Posted on December 9, 2008 - by MG
Something you don’t often get from me today…a post about how I write.
I don’t write about this much because my agent strictly forbade me to tell people ‘how I write’. “Do not cast light upon the magic”, were his words.
Ha! But he doesn’t look at my blog often and he’s away on holiday right now so I reckon we’re probably safe.
I’ve been thinking a good deal about this recently because believe it or not, I never quite believe that I know what I’m doing. That’s with four sold manuscripts under my belt; I still wonder if one day I’ll wake up and realise I have no clue how to write a novel.
About ten years ago I tried my hand at writing, using fan fiction as my literary gym. And at that time I thought that I couldn’t imagine anything scarier than looking at the blank screen and knowing that unless I could reliably produce hundreds of words of quality creative writing, day after day – I wouldn’t earn.
Well truthfully, that feeling hasn’t entirely left me.
But I suspect that a certain amount of fear and anxiety make for good fiction writing. You don’t want to be paralyzed but a state of emotional ambiguity, in my experience, is a good place from which to write.
It could be the types of stories I write. In most things I’ve written so far the protagonist is under extreme emotional and often physical pressure. They aren’t happy. They are troubled, anxious, scared.
I’ve been anxious lately and I’m not entirely sure why. The signs are there…waking up in the middle of the night feeling tearful, remembering things I’d rather not remember. Disturbing dreams that I can’t quite recall on waking. Wandering around and seeing the ‘what if’? (it’s like having a Dead Zone-type ability – you keep getting flashes of what-if, giving a momentary peek into an alternative future based on a slightly different outcome of apparently trivial things. Very useful for a writer!)
If I weren’t a writer I would deal with this anxiety in other ways. Talk to people. Go salsa dancing more. Work harder so as not to think about it.
But being a writer, there’s a detached part of my brain. It logs my hypersensitive state and metaphorically rubs its hands. Time to write; it says. Use this.
I could refer to this as my inner writing bitch but it doesn’t feel very female. It’s cold and ruthless and will happily watch me suffer the dredging up of memories and feelings in order to get the result.
I blame my agent for unleashing this scary and until-now-dormant part of my psyche. It’s like some evil dragon that he awakened after a very long sleep. It’s quite merciless and I’m afraid there are times when I’m prone to fall into its power. Right now there’s no shutting it up.

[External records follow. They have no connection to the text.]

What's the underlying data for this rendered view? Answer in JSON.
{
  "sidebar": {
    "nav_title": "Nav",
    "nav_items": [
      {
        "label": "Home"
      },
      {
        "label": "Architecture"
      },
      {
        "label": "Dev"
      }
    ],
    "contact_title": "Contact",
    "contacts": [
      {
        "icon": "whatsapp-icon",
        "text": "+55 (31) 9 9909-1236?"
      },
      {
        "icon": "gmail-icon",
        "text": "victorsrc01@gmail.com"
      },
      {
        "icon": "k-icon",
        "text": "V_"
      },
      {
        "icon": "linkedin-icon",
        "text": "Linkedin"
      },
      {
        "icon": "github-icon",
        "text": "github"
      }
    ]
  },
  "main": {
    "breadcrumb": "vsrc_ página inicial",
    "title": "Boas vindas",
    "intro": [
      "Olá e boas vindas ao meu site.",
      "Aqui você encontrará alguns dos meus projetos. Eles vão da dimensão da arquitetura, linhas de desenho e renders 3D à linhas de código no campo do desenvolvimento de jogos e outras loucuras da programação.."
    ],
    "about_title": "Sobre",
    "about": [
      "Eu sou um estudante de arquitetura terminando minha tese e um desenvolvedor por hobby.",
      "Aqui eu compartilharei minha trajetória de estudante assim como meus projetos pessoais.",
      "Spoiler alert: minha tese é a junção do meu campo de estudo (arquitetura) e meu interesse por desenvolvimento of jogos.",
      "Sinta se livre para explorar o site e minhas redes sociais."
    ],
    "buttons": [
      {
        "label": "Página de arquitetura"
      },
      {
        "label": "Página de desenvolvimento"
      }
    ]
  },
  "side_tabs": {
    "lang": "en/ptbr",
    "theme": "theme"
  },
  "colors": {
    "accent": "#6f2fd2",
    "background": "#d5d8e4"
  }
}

If you’re an aspiring fiction writer reading this and smiling…it’s no joke. To become a full-time fiction author is to enter a world from which I fear there is no return. You inhabit a landscape that is only partly real. The fictions you create slowly lead you away from reality. You may think that the real world is horrible enough but it can at least be quotidien and trivial and diverting. The fictional world where a writer increasingly spends their time cannot be any of those things. It must be deep and troubling and full of emotional resonance.
I wasn’t warned; I had no idea. I thought I could write purely frothy adventures that came nowhere close to troubling me. I knew that many authors are crazy but I assumed that was vanity, poverty, ego.
It simply never occurred to me that it was a consequence of living between two worlds.